**Try it**: Where does the string "Deals" occur in the entries below? Copy every line where it does.

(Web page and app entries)
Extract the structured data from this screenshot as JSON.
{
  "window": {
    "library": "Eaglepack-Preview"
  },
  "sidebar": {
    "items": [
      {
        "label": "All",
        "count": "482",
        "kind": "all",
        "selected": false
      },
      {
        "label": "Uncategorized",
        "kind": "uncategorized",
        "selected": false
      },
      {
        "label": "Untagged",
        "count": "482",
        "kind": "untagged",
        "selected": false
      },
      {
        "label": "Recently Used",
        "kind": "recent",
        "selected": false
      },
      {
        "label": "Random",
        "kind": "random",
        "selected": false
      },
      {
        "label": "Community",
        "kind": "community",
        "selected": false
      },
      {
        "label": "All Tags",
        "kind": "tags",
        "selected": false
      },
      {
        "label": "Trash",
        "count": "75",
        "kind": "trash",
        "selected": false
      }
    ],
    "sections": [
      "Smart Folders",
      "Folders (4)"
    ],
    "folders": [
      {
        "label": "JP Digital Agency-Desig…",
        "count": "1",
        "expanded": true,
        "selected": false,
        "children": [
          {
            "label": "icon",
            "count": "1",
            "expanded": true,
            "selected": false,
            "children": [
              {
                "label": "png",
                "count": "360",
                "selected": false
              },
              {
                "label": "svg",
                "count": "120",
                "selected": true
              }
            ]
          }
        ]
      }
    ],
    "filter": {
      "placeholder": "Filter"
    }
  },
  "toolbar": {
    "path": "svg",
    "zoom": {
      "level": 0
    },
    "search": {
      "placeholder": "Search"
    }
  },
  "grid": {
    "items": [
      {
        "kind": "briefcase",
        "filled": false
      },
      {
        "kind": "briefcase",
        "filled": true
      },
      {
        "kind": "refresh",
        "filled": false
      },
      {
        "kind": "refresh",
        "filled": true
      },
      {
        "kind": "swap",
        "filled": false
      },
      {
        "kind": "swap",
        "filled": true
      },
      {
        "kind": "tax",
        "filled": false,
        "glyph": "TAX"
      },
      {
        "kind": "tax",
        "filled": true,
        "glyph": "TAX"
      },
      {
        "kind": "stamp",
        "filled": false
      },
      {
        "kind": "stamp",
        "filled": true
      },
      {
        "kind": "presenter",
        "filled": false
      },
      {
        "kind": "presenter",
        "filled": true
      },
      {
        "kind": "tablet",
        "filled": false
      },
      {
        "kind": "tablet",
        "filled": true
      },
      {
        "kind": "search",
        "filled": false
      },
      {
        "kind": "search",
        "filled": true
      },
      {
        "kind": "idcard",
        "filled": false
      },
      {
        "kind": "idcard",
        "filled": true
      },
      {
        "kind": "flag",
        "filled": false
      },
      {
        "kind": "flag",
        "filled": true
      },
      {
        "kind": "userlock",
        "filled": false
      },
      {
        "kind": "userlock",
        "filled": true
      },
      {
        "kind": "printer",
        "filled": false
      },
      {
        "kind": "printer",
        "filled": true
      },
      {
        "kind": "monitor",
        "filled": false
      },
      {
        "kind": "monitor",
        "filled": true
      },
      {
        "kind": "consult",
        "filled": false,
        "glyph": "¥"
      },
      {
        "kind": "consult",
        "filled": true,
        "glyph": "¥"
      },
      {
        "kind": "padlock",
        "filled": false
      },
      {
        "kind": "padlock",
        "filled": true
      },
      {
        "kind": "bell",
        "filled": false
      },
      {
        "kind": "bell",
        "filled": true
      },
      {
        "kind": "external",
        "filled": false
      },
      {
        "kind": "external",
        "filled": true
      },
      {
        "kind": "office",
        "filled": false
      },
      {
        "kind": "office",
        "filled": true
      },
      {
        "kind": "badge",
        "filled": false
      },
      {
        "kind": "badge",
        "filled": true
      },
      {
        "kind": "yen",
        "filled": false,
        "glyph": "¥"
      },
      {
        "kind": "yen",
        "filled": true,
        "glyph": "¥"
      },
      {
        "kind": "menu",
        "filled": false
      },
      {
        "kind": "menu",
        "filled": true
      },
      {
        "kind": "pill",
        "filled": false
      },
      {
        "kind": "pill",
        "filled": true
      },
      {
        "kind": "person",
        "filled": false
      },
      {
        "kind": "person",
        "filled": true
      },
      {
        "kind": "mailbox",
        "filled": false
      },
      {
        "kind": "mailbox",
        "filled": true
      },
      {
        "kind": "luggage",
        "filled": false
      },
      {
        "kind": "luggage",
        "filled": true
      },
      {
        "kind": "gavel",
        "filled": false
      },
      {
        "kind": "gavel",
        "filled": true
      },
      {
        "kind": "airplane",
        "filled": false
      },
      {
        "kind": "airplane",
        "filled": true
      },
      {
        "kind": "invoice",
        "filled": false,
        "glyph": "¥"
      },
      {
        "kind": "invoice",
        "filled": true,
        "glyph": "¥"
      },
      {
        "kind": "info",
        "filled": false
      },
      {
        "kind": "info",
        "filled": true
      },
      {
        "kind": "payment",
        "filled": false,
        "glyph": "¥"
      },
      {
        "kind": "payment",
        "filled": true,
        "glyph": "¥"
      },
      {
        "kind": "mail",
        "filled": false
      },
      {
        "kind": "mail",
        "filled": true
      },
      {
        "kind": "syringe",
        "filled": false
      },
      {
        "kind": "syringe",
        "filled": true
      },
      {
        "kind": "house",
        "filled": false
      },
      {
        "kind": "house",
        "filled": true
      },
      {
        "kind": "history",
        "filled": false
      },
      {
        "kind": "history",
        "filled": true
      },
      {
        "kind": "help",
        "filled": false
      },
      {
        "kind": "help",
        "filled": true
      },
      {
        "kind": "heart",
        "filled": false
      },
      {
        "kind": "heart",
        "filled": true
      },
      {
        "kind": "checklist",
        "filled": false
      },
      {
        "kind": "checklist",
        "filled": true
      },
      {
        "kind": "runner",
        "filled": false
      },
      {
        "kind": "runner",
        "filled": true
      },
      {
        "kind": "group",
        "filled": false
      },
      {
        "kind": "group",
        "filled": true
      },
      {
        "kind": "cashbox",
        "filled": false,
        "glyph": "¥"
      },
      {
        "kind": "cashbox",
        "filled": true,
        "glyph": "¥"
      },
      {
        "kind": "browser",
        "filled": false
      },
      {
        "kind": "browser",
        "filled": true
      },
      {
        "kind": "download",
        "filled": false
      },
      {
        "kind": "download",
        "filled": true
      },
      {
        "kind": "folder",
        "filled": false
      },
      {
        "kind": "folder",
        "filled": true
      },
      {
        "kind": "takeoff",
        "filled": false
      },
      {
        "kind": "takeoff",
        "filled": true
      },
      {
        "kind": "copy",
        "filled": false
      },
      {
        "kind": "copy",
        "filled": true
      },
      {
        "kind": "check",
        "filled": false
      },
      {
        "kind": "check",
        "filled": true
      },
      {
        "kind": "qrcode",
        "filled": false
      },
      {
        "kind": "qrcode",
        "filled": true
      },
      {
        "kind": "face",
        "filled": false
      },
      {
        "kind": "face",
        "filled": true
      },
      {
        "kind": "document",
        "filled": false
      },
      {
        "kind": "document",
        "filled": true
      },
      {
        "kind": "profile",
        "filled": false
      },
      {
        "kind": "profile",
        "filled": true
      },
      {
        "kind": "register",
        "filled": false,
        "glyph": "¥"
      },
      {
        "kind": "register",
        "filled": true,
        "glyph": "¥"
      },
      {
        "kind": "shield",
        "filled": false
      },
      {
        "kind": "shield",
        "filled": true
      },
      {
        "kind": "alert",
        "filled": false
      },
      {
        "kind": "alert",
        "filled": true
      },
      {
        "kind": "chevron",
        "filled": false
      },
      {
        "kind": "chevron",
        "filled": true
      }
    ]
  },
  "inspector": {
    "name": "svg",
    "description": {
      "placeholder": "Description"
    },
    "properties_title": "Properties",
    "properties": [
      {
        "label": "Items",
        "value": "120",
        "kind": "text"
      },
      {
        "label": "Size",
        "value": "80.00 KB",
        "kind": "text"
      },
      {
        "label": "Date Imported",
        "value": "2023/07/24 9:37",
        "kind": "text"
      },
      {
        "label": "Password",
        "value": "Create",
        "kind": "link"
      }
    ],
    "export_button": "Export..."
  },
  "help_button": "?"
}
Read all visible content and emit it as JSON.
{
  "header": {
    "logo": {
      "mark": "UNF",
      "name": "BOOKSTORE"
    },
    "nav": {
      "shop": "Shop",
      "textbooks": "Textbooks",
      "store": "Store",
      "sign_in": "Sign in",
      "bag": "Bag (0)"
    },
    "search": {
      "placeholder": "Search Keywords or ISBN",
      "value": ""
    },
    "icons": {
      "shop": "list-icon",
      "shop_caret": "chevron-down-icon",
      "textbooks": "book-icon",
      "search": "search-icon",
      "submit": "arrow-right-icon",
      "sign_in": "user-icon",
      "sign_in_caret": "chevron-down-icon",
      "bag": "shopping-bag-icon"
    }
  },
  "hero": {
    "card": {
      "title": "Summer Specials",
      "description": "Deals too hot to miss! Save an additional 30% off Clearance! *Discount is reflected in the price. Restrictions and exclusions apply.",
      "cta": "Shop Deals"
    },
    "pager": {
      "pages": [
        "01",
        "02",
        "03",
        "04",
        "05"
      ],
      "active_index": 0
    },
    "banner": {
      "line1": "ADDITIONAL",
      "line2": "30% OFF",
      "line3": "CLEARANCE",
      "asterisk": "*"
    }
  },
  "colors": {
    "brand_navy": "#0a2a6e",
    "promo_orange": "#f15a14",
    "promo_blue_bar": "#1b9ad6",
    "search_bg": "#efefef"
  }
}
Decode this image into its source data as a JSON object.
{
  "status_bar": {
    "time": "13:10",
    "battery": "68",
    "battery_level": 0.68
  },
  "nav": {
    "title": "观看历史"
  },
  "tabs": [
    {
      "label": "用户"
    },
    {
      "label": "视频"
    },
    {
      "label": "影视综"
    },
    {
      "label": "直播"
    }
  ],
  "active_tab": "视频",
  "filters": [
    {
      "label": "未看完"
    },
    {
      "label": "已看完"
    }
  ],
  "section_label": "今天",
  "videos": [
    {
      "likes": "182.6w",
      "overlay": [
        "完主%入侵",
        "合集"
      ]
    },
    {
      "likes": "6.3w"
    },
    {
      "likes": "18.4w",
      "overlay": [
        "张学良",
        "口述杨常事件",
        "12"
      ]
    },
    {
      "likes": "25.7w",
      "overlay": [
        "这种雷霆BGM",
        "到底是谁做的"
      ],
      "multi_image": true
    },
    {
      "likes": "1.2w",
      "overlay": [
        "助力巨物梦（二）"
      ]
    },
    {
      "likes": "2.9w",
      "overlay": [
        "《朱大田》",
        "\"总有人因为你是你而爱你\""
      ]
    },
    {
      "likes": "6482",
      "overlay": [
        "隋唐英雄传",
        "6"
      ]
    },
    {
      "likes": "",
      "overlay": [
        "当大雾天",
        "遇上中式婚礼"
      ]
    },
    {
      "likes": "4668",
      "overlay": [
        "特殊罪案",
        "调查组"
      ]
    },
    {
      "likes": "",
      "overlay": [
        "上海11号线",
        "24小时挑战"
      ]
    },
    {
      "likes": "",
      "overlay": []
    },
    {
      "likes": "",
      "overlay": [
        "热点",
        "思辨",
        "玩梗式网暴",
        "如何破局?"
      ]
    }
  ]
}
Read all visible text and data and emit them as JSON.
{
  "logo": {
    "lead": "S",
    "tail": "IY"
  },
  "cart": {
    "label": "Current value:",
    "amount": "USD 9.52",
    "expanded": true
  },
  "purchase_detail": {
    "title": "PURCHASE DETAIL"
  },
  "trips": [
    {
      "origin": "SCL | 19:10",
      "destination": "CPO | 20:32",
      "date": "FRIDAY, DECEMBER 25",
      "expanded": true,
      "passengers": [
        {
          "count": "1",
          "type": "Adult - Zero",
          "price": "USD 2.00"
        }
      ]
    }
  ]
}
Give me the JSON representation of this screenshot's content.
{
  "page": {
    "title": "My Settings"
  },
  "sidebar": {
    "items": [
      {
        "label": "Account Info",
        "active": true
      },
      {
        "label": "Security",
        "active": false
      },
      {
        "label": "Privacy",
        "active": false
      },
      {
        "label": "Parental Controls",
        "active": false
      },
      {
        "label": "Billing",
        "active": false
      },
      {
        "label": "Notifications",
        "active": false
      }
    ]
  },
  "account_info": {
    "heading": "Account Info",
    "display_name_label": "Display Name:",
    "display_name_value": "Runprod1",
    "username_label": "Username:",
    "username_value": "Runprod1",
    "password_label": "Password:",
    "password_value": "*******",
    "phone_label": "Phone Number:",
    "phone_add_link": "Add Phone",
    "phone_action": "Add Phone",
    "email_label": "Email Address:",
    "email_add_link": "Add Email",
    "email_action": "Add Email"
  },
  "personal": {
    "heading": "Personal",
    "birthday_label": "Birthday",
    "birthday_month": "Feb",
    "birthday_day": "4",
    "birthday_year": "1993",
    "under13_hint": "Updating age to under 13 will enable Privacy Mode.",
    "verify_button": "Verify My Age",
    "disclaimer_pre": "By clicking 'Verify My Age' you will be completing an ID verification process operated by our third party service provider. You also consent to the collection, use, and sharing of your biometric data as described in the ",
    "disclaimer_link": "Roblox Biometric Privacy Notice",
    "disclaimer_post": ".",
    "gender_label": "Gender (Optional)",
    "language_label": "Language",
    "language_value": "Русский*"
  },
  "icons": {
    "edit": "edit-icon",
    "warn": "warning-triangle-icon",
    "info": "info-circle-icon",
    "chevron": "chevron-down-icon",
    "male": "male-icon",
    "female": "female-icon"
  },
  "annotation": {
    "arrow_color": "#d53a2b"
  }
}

**Exercise solution**:
      "description": "Deals too hot to miss! Save an additional 30% off Clearance! *Discount is reflected in the price. Restrictions and exclusions apply.",
      "cta": "Shop Deals"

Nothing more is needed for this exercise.